A birthplan also takes pressure off staff: the hospital is note solely responsible for successful birth outcomes
Example: Cultural ideals can be good ideas that staff can learn and pass on to other patients
Culture doesn’t happen in a vacuum
We all want to belong; not check our culture at the hospital door
In childbirth, we may be at our most vulnerable but mothers are not monsters — we can actually be reasonable
Example: I like to eat barley porridge right after giving birth. I don’t expect to get that in the hospital cafeteria BUT is the hospital open to having a family member bring some for me? Let’s work together.
When a mother is relaxed, happy and confident, we get better outcomes, better births, less snapping at nurses and bad attitudes
The input of relatives is validated, helps mother, speeds healing
The birth experience, whether hospital or home, set the tone for future attitudes about childbearing and child-raising
I am on Baby Number Four, so I know that there’s some truth to this
So I heard on the news that cold medicines are being recalled because they aren’t good for infants and young children. I’ll tell you who already knew that: my great-grandmother (and she didn’t have to hear about it on CNN). I remember all of those down-home remedies that many of us scorned when we were younger: herbs, honey, soup, ginger, garlic, massage with “Chinese Oil,” you name it. Now these same remedies are the ones that mainstream culture is promoting! Wow.

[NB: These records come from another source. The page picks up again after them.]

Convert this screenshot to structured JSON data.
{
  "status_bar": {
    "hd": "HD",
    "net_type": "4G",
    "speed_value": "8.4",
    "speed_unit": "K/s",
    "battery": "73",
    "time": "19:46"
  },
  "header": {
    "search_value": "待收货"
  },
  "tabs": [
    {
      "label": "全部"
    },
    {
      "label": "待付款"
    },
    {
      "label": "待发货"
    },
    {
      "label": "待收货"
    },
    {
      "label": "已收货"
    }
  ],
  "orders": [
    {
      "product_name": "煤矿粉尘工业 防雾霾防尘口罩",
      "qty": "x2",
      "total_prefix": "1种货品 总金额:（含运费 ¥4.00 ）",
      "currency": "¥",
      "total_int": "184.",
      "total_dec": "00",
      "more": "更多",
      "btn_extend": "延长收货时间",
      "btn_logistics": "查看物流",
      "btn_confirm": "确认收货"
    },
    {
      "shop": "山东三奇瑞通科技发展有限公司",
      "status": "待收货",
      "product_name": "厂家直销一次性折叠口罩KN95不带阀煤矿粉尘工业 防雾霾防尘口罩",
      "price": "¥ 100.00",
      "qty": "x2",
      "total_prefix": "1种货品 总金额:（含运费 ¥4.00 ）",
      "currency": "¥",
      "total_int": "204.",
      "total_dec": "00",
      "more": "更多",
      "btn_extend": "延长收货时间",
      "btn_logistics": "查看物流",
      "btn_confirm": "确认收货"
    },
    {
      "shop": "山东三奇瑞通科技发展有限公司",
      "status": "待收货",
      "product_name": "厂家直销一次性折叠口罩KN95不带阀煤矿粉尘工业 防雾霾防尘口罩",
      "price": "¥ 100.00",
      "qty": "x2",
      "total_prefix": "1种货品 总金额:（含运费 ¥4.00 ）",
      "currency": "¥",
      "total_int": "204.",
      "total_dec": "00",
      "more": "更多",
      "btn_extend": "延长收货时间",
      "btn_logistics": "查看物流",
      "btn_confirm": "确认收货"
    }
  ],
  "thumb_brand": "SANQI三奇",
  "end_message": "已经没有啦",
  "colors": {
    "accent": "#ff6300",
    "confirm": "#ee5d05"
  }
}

I’m curious: what do you do for your children when they have colds? Or what tricks have you learned in your family to treal an illness? I’m curious…and so are our BWAC readers. Please leave your comments and take our poll.